Generosity, Money, and Abstraction: Julian’s story

There’s a lesson that’s been repeated so many times it seems a little cliché – “Give someone a fish and you feed her for a day. Teach her to fish and you feed her for a lifetime”.

This lesson is abstract but very much connected to what’s going on in Haiti. It’s a lesson that gets repeated a lot… possibly to the point where we get annoyed at hearing it yet again. I think it’s repeated so often because year after year, decade after decade, century after century, do-gooders like myself still have something to learn from repeating it, if we want to really make a difference.

A few short years ago as I started my adult, no-longer-in-school, life, I was intensely focused on efficiency. (People who knew me then might laugh and could probably tell stories about how “intense” might be an understatement.) Anyway, this led me to look to money as a way to make a difference. It led me to choose underdeveloped countries, and Haiti in particular, as a place to make a difference. (Haiti is a country where you can feed someone for a day for $1, or send a child to school for a  year for $100 — certainly not the case in wealthier countries.)
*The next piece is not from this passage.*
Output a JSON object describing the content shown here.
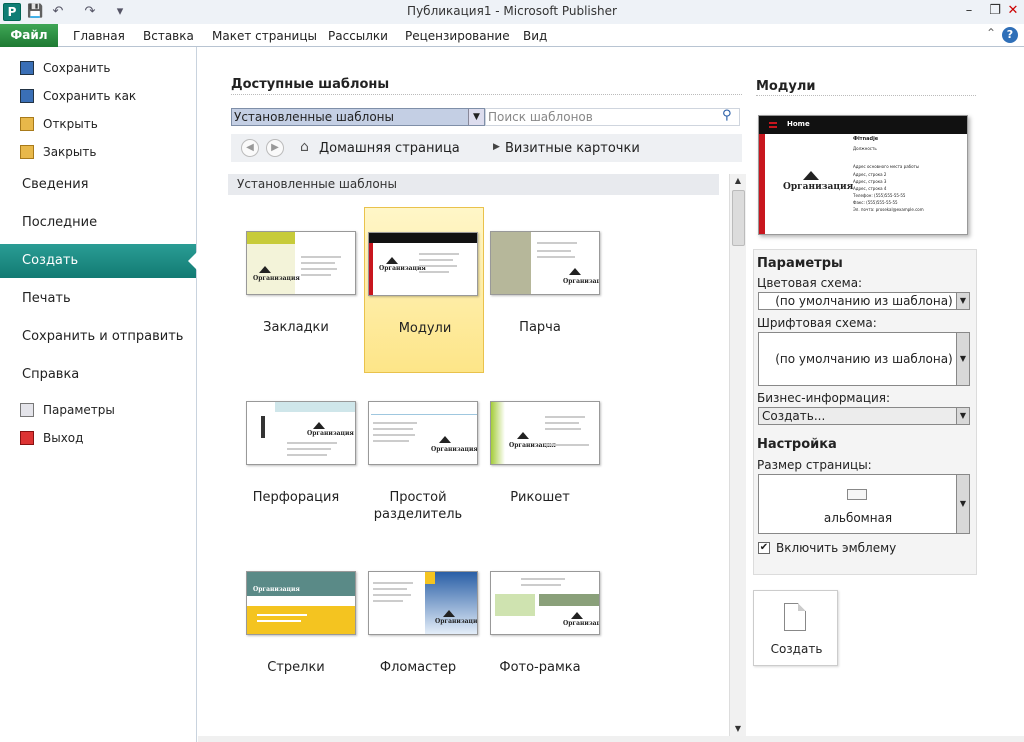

Money’s a very abstract thing. The fact that the same money may buy ten mangoes there or one mango here… ten years of elementary school in one location and ten days of elementary school in another — highlights how intangible or “un-real” money can be.

That wasn’t really a concern to me when I started helping out in Haiti. Giving away some of my personal wealth felt “right” and so I did, knowing that it would be appreciated and useful, and trusting that people I was connected with in Haiti would see that the money got used in the best way possible.
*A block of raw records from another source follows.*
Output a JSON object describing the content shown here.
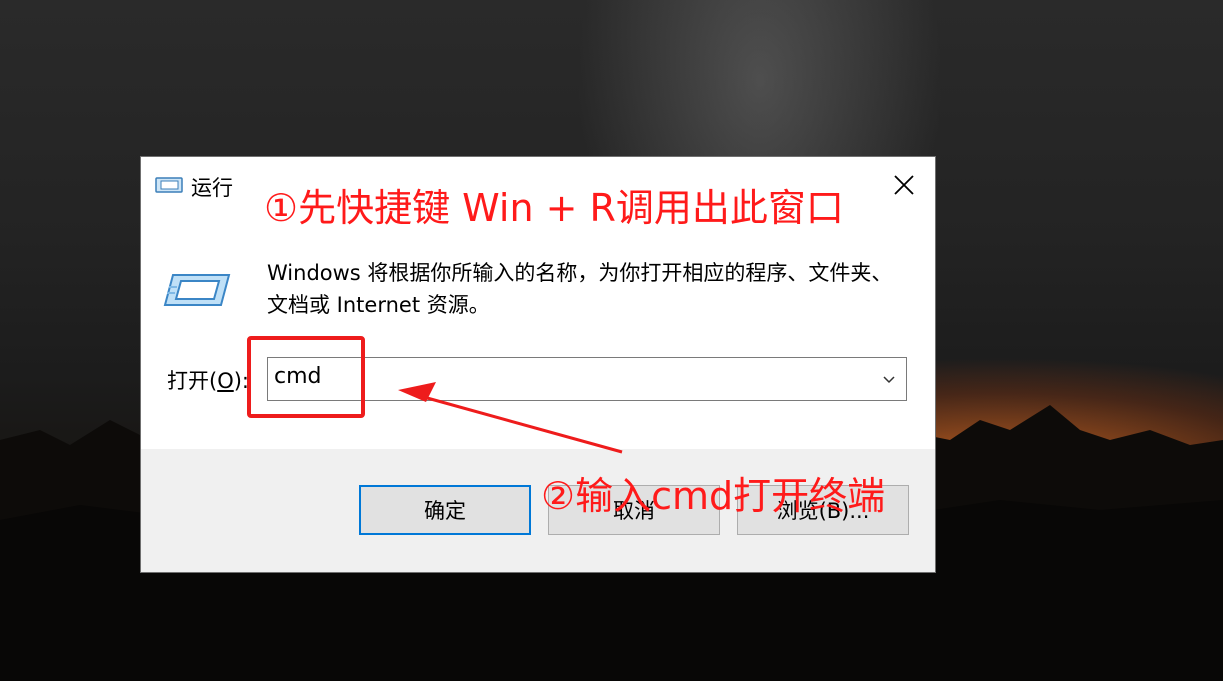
{
  "window": {
    "title": "运行",
    "description": "Windows 将根据你所输入的名称，为你打开相应的程序、文件夹、文档或 Internet 资源。"
  },
  "open_field": {
    "label_prefix": "打开(",
    "label_key": "O",
    "label_suffix": "):",
    "value": "cmd"
  },
  "buttons": {
    "ok": "确定",
    "cancel": "取消",
    "browse": "浏览(B)..."
  },
  "annotations": {
    "step1": "①先快捷键 Win + R调用出此窗口",
    "step2": "②输入cmd打开终端"
  },
  "colors": {
    "annotation": "#ff1a1a",
    "focus_border": "#0078d7"
  },
  "icons": {
    "title": "run-icon",
    "close": "close-icon",
    "dropdown": "chevron-down-icon"
  }
}
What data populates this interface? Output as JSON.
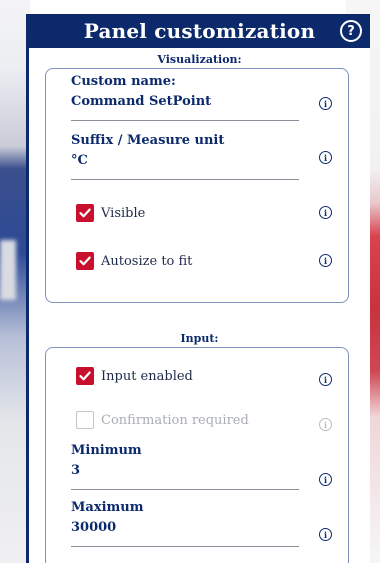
{
  "panel": {
    "title": "Panel customization",
    "help_glyph": "?"
  },
  "visualization": {
    "section_title": "Visualization:",
    "custom_name": {
      "label": "Custom name:",
      "value": "Command SetPoint"
    },
    "suffix": {
      "label": "Suffix / Measure unit",
      "value": "°C"
    },
    "visible": {
      "label": "Visible",
      "checked": true
    },
    "autosize": {
      "label": "Autosize to fit",
      "checked": true
    }
  },
  "input": {
    "section_title": "Input:",
    "input_enabled": {
      "label": "Input enabled",
      "checked": true
    },
    "confirmation": {
      "label": "Confirmation required",
      "checked": false,
      "disabled": true
    },
    "minimum": {
      "label": "Minimum",
      "value": "3"
    },
    "maximum": {
      "label": "Maximum",
      "value": "30000"
    }
  },
  "icons": {
    "info_glyph": "i",
    "checkmark": "checkmark-icon",
    "accent_color": "#c8102e",
    "brand_color": "#0c2a6b"
  }
}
I started out with some youthful enthusiasm and a lot of facts and information, but no idea what it would be like to have years of experience participating in this community work. As the short term joy of following my passion started to give way to building long-term relationships and figuring out what that would look like, I really started to deal with how this stuff was going to look when we committed ourselves to making a long-term difference.

Money gave people in Haiti a good amount of autonomy because they could spend it on whatever their own priorities were. But Haitians I worked with were very careful to spend in ways consistent with their understanding of the donors’ wishes, so to an extent freedom and autonomy were still missing. I would have been willing to give up on that, except that my ability to come up with money (from my paycheck or someone else’s) was pretty limited: I could actually feed a few people…even  for a lifetime… just spending my own money and that of a few friends. But changing a few people’s lives (at quite some cost to myself and my friends and family) was not really what I was after.

When I read about microcredit I knew I had found something good. Things got really abstract — now I and my friends were not giving people food and shelter. We weren’t giving people money to buy food and shelter, or schooling that was supposed to eventually have them buy food and shelter. It started to get abstract and complicated because we were loaning people money to go run small retail businesses so they could get more money and THEN buy food and shelter or whatever it is they wanted. I noticed this new approach depended on the people we were helping to do a lot of the work and required me to put a lot of trust in them to do what was right. I also had very little confidence (and so far not a whole lot of success) explaining this abstract thing to Americans in a way that would bring in donations. I am a work in progress.

Teaching people to fish. For money. Or something like that. 🙂


This post was partly inspired by some bits from the Bible: ‘I was hungry, and you fed me‘ and The Story of Talents